- Data supplied -
══════

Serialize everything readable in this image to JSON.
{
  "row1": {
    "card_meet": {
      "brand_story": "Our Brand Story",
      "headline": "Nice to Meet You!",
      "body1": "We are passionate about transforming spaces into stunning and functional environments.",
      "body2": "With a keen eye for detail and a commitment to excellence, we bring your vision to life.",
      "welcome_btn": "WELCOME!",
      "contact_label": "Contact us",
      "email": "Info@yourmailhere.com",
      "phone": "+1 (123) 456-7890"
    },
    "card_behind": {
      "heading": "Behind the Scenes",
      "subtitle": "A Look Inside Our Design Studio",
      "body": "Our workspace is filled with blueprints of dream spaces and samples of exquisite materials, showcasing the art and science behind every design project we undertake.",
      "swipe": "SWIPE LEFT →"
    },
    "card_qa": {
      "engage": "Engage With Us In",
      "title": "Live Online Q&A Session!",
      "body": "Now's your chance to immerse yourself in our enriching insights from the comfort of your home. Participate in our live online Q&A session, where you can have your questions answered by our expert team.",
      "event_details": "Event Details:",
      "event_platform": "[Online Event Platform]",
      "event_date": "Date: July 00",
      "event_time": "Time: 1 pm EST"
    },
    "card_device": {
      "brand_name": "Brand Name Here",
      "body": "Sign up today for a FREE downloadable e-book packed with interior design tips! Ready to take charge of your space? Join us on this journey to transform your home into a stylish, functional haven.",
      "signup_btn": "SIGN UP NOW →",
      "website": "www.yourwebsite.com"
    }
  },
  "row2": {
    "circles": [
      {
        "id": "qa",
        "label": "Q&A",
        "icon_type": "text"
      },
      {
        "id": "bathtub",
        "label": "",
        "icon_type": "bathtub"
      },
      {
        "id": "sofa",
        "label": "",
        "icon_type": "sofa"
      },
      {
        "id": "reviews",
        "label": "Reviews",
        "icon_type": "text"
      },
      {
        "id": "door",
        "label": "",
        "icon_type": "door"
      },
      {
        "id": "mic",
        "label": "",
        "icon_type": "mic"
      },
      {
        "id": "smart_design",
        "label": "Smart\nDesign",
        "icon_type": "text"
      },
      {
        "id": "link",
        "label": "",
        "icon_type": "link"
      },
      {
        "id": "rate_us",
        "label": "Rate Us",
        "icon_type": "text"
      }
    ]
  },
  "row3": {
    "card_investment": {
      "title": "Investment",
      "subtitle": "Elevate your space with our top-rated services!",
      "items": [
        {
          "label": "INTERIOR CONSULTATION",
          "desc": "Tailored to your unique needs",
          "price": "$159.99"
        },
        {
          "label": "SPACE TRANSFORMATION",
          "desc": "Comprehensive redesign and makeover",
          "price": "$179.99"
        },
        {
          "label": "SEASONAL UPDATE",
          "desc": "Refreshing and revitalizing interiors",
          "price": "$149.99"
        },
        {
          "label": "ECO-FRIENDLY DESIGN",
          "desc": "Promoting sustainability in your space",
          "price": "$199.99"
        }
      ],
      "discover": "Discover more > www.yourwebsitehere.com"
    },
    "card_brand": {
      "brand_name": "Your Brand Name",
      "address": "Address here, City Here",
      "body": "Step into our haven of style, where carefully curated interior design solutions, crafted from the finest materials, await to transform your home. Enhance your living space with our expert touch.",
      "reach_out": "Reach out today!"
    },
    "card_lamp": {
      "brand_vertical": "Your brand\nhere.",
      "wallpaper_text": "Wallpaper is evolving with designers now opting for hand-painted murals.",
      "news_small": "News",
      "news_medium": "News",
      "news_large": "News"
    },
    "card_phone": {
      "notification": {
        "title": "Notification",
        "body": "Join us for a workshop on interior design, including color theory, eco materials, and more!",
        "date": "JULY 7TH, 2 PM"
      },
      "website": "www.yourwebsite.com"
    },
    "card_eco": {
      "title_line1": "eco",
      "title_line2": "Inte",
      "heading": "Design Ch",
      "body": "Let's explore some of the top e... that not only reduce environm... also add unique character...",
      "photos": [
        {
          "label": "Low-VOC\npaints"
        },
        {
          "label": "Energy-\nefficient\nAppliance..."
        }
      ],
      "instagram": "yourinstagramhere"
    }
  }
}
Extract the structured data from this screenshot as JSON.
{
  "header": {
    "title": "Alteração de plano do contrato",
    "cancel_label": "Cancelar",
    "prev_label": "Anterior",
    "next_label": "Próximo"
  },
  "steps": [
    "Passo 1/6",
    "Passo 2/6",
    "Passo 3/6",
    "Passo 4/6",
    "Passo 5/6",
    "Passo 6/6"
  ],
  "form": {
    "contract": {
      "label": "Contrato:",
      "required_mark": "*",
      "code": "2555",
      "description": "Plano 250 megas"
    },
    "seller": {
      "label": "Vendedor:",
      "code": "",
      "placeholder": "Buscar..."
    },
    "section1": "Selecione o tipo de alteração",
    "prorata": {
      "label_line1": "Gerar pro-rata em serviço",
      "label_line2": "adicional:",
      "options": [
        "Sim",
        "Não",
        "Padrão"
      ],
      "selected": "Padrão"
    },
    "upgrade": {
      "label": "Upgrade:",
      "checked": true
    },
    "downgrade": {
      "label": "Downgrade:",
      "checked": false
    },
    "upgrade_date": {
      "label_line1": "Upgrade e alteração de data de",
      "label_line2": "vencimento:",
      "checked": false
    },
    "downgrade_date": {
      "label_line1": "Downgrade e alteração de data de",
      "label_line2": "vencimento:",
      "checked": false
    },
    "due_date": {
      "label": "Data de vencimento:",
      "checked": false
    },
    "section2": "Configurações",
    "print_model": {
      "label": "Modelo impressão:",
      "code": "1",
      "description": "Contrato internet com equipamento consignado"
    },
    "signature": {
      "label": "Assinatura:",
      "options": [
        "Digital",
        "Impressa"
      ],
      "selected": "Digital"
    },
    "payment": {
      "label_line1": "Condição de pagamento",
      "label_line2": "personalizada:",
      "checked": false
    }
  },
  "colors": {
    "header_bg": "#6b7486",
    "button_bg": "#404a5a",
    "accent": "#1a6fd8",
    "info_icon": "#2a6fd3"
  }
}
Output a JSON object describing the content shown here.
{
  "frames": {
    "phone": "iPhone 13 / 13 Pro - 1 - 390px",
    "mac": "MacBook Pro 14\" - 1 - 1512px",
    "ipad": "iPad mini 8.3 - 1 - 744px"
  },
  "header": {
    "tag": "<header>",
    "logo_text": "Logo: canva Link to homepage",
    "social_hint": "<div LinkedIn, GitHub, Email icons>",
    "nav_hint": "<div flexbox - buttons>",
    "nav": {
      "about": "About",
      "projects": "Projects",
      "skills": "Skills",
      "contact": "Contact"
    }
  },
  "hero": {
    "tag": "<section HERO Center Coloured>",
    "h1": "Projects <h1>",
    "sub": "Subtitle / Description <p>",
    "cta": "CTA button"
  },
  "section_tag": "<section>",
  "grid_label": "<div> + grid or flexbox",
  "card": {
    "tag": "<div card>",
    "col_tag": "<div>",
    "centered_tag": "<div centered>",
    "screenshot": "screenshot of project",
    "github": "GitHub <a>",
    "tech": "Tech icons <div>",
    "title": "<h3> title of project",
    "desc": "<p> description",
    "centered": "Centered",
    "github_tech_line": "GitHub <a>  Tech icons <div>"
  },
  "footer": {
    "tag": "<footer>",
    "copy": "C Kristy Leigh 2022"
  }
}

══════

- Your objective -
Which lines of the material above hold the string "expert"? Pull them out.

- Reply -
      "body": "Now's your chance to immerse yourself in our enriching insights from the comfort of your home. Participate in our live online Q&A session, where you can have your questions answered by our expert team.",
      "body": "Step into our haven of style, where carefully curated interior design solutions, crafted from the finest materials, await to transform your home. Enhance your living space with our expert touch.",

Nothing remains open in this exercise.